Citation
Sauer et al. (2002). Applied and Environmental Microbiology 68 (9)
Names
Ca. Blochmannia floridanus
Abstract
ABSTRACT The distribution of endosymbiotic bacteria in different tissues of queens, males, and workers of the carpenter ant Camponotus floridanus was investigated by light and electron microscopy and by in situ hybridization. A large number of bacteria could be detected in bacteriocytes within the midguts of workers, young virgin queens, and males. Large amounts of bacteria were also found in the oocytes of workers and queens. In contrast, bacteria

Candidatus B.A. und der„CANON” - Prozess

Citation
Jaenicke (2002). Chemie in unserer Zeit 36 (3)
Names
Abstract

Use of the Verrucomicrobia -Specific Probe EUB338-III and Fluorescent In Situ Hybridization for Detection of “ Candidatus Xiphinematobacter” Cells in Nematode Hosts

Citation
Vandekerckhove et al. (2002). Applied and Environmental Microbiology 68 (6)
Names
Ca. Xiphinematobacter
Abstract
ABSTRACT Fluorescent in situ hybridization with a 16S rRNA probe specific for Verrucomicrobia was used to (i) confirm the division-level identity of and (ii) study the behavior of the obligate intracellular verrucomicrobium “ Candidatus Xiphinematobacter” in its nematode hosts. Endosymbionts in the egg move to the pole where the gut primordium arises; hence, they populate the intestinal epithelia of juvenile worms. During the

Involvement of Rhodocyclus -Related Organisms in Phosphorus Removal in Full-Scale Wastewater Treatment Plants

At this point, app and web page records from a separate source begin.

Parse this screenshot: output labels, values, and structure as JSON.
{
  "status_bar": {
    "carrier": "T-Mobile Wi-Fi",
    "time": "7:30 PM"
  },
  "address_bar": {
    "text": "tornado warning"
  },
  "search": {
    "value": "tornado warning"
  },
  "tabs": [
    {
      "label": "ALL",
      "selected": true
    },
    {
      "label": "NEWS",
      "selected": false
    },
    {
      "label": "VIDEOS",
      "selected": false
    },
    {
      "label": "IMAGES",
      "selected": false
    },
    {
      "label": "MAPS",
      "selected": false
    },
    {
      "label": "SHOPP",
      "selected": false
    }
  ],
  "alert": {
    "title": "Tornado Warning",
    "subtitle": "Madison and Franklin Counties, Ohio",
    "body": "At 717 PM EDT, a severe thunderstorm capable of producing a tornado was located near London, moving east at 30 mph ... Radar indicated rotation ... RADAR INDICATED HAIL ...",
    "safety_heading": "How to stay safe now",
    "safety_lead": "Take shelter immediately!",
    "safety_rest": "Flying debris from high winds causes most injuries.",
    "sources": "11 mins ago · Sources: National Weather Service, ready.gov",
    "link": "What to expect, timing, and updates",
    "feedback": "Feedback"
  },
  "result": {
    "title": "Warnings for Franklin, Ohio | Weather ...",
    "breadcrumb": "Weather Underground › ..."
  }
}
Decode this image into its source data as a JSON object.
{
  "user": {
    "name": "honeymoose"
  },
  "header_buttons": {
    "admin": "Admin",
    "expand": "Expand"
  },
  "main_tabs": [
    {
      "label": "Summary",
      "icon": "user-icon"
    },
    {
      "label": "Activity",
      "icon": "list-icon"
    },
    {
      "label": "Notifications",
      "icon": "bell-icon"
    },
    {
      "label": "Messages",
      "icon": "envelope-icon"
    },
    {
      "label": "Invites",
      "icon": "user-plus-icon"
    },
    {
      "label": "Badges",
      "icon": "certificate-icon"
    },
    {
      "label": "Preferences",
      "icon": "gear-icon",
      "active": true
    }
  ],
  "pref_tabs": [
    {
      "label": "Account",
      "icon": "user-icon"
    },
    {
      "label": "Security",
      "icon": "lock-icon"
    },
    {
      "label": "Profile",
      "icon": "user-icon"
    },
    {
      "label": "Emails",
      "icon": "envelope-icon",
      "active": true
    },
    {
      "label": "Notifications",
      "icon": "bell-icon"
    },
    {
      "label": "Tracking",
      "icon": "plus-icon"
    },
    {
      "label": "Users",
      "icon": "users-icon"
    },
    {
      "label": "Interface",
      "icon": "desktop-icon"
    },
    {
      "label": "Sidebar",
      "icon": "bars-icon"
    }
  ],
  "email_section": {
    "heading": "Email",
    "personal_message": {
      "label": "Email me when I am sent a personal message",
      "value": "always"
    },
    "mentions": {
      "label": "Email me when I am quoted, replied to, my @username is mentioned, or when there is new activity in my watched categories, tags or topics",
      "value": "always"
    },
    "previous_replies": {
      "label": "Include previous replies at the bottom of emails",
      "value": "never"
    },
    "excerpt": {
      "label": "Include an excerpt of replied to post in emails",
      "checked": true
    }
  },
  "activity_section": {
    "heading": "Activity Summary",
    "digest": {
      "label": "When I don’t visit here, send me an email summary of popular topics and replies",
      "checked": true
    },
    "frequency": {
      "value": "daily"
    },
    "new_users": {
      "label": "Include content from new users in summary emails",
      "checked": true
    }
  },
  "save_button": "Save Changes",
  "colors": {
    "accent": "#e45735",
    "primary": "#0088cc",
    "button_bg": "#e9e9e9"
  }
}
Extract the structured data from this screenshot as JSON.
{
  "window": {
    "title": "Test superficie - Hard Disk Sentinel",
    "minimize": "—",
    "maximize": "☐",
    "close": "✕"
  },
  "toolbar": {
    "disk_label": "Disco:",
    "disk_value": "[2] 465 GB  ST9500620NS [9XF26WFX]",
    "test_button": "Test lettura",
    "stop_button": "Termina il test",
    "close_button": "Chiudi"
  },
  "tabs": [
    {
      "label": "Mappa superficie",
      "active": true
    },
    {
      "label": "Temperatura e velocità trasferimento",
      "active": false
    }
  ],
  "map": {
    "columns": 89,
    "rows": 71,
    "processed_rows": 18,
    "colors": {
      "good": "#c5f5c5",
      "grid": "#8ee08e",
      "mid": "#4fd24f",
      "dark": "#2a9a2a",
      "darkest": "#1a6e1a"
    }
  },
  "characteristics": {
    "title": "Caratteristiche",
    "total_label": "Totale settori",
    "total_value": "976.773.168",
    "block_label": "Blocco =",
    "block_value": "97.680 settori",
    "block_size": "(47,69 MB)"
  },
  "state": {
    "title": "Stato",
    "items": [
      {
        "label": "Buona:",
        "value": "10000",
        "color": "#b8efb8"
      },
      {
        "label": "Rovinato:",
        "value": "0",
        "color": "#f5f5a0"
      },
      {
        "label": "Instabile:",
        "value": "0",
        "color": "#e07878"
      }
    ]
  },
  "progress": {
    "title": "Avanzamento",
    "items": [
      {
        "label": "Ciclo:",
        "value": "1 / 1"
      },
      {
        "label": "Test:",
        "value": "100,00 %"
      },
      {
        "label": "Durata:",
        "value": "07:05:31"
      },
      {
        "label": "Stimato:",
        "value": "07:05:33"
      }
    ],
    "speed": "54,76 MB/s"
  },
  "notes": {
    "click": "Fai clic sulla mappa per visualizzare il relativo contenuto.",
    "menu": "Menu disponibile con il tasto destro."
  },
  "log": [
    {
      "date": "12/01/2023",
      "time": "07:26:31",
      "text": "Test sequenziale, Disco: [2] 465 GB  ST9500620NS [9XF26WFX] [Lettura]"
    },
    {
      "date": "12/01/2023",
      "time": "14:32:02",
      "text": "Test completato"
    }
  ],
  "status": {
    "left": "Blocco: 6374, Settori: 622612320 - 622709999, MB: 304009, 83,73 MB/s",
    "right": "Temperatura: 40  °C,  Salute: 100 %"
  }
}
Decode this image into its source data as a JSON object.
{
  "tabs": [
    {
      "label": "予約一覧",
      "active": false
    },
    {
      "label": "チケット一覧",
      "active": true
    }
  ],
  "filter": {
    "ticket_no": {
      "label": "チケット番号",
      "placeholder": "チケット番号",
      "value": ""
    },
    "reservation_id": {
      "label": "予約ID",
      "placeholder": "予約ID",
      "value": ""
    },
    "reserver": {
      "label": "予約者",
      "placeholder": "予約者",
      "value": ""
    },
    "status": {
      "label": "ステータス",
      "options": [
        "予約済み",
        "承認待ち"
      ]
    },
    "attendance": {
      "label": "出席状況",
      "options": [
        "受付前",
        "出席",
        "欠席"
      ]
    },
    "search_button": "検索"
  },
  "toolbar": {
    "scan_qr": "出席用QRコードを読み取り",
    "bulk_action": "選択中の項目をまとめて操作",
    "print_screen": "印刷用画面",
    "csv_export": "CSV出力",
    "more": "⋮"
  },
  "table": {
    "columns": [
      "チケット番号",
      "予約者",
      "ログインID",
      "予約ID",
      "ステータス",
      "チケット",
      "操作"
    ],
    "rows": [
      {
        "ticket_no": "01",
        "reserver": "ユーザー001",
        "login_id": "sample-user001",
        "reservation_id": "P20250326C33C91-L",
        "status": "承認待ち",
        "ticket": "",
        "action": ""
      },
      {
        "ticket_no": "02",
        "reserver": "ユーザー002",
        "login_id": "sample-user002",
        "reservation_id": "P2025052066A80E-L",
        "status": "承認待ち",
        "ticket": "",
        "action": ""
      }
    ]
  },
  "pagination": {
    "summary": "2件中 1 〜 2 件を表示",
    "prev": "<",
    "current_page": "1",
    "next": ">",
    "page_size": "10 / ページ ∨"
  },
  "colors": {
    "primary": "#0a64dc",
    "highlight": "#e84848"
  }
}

Citation
Zilles et al. (2002). Applied and Environmental Microbiology 68 (6)
Names
“Accumulibacter”
Abstract
ABSTRACT The participation of organisms related to Rhodocyclus in full-scale enhanced biological phosphorus removal (EBPR) was investigated. By using fluorescent in situ hybridization techniques, the communities of Rhodocyclus -related organisms in two full-scale wastewater treatment plants were estimated to represent between 13 and 18% of the total bacterial population. However, the fractions of these communities that partic